The COVID-19 pandemic illustrated that undirected travel (UT), or trips taken for their own sake, can partly compensate for a reduction in destination-based trips due to governmental regulations. Consequently, UT (in general, but particularly during the pandemic) may be especially satisfying and therefore important to subjective well-being. However, through the course of the pandemic, changes in UT were anticipated as individuals adapted to a 'new normal'. This research - con-ducted in Flanders, Belgium - first investigates whether the characteristics of and satisfaction with UT persisted after one year into the pandemic (April 2020 to May 2021) using longitudinal panel data from two waves (n = 332). Results of paired sample t-tests indicate that UT satisfaction increased though duration of trips decreased, and results of the Sign test indicate that the fre-quency of UT generally decreased. Second, this research investigates characteristics of individuals with different UT behavior. Six profiles of UT behavior were identified based on starting or stopping UT, increasing or decreasing UT, maintaining UT frequency, or not participating in UT. Chi2 tests identified differences among profiles based on wave 1 UT frequency, most recent trip mode, socio-demographic, and household characteristics. Results indicate that participation in UT might motivate future UT, one to three UT trips per week is a maintainable frequency, UT might be important to those with smaller living spaces and those living with children or other adults, and suggest that attention should be paid to mobility equity, including how and for whom systems are planned.

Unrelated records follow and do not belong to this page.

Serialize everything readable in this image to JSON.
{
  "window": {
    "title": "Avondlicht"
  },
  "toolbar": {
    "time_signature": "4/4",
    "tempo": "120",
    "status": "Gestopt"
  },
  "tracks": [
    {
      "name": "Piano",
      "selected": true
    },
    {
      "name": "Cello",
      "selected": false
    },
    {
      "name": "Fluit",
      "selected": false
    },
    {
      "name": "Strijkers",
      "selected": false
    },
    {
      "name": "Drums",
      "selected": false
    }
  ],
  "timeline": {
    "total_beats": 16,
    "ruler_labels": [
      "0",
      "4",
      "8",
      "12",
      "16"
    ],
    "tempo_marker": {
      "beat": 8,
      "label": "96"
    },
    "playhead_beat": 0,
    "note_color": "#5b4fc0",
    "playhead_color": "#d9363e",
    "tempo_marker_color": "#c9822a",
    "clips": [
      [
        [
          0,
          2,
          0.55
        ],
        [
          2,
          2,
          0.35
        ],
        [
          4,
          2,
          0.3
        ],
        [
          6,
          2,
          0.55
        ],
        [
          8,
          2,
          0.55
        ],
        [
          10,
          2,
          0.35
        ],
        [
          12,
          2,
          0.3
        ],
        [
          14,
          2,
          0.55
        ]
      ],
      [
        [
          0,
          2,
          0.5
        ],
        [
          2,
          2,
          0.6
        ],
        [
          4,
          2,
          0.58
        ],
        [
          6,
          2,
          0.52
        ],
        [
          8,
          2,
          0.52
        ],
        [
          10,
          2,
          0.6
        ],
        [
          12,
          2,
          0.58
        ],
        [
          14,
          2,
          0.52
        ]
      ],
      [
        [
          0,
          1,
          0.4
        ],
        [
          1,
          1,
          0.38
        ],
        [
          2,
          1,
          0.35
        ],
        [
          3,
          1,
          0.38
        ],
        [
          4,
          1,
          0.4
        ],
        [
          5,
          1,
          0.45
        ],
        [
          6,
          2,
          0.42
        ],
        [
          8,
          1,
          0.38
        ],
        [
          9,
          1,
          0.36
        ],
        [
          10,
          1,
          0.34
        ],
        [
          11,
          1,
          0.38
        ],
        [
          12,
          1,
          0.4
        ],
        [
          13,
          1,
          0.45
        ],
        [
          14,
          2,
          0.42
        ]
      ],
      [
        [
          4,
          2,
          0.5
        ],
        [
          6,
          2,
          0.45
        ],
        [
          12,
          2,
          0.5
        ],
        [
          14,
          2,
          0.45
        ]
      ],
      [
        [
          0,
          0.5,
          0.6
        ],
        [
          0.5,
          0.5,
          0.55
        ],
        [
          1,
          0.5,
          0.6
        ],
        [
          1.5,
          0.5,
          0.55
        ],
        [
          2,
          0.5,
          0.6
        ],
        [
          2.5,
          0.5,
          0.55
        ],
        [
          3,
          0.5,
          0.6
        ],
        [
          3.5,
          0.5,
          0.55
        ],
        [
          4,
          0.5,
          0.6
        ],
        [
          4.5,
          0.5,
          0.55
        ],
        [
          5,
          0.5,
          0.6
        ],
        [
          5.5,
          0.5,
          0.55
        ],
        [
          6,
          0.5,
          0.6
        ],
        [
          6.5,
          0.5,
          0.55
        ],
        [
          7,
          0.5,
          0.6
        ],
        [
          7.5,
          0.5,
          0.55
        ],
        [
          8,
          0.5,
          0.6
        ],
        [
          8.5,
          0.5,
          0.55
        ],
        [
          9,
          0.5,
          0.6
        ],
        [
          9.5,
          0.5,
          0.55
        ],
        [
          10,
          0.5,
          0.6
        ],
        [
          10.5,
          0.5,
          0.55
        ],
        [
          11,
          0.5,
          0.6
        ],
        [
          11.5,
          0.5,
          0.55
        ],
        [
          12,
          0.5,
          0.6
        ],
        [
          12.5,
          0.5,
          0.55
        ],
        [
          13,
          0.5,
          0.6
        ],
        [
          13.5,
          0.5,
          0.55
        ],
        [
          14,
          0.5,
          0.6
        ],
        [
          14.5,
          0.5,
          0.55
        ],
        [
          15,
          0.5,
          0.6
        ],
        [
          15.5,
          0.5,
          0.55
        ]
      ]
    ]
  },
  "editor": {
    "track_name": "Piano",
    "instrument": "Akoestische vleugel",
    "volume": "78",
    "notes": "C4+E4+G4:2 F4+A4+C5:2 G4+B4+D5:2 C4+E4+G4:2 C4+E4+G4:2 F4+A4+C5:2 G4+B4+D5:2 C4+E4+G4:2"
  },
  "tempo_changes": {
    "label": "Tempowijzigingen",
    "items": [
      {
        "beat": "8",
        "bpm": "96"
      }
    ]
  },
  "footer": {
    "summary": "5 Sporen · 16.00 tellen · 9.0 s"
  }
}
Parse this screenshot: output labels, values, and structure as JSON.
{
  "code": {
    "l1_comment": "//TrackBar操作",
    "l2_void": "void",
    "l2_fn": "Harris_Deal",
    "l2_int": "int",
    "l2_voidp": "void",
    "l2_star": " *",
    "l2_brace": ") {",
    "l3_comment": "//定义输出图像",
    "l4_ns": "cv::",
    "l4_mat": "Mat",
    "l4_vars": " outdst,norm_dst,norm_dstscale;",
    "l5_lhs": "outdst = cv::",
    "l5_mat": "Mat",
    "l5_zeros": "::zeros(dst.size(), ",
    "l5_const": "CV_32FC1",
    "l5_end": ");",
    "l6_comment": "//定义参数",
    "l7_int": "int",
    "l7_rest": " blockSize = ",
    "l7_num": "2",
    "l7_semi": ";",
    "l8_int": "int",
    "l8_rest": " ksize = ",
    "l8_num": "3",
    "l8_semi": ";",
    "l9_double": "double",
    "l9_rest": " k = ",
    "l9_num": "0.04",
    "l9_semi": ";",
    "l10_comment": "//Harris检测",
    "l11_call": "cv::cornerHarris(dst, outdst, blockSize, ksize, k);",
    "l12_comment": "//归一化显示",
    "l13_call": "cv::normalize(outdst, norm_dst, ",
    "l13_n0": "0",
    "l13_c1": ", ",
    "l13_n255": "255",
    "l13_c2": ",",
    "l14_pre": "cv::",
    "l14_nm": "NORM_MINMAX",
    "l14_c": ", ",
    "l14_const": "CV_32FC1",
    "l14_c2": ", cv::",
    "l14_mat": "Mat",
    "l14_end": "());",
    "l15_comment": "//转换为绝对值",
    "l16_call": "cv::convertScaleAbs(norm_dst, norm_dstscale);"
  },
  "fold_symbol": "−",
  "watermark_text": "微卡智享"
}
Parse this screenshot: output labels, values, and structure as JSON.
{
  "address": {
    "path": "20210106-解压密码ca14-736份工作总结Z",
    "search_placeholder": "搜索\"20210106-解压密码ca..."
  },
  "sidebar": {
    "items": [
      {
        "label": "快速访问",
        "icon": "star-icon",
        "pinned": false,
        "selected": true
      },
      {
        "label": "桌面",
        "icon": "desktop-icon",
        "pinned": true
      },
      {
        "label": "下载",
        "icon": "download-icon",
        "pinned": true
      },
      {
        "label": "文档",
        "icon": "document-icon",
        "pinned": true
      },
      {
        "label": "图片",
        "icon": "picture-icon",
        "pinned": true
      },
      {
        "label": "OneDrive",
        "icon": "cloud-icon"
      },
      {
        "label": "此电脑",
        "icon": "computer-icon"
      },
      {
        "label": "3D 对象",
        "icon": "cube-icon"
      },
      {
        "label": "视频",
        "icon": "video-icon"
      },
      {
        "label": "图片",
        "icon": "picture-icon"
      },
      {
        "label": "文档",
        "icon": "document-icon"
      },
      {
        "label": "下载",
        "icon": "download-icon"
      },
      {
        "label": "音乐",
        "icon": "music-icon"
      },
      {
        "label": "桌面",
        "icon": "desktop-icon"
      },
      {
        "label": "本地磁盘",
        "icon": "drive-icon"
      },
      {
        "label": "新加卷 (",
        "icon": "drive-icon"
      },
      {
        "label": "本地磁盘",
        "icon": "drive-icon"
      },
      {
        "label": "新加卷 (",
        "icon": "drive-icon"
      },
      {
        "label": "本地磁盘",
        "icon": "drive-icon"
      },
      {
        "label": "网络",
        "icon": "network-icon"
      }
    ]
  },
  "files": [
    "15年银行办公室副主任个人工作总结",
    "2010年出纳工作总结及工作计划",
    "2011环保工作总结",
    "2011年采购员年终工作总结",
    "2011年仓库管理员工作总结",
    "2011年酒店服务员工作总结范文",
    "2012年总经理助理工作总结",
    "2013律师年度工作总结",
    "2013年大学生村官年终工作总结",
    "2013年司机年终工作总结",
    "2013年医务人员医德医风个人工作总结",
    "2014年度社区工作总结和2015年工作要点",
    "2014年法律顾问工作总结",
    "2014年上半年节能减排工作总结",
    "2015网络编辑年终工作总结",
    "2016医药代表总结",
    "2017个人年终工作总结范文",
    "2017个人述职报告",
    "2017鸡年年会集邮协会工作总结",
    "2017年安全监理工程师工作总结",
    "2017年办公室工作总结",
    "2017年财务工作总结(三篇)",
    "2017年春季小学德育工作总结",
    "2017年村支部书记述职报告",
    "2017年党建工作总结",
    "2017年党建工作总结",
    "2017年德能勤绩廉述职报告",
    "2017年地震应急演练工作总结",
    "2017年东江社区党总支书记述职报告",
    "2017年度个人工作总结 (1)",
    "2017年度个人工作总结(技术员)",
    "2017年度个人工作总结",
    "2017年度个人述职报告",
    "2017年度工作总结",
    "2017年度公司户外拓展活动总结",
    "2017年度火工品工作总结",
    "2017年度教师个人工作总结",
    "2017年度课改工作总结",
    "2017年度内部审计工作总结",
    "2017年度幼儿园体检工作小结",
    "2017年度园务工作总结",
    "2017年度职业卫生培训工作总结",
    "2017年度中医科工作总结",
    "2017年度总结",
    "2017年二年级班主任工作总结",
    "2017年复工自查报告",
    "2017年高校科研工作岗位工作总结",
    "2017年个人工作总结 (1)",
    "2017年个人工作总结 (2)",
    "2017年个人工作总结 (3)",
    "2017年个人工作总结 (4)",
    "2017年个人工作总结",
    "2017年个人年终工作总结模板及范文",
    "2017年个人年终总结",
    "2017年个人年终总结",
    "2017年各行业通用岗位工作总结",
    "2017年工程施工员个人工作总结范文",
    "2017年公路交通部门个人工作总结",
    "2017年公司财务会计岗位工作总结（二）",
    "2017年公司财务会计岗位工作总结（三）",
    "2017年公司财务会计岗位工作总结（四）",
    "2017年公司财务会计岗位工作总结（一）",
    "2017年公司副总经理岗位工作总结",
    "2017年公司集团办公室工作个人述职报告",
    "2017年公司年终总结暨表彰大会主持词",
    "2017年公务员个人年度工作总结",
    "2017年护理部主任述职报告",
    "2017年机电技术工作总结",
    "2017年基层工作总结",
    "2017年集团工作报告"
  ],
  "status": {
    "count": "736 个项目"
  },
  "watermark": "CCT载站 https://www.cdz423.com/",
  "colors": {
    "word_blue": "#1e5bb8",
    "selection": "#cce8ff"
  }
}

These findings are important to understanding the effects of long-term governmental regulations in response to the COVID-19 pandemic on travel behavior, and how investigating UT might help to challenge and reimagine traditional mobility systems post-pandemic.
Tijdschrift: Transportation research: Part F: traffic psychology and behaviour
ISSN: 1369-8478
Volume: 94
Pagina's: 99 - 113
Jaar van publicatie:2023
Trefwoorden:A1 Journal article
Toegankelijkheid:Closed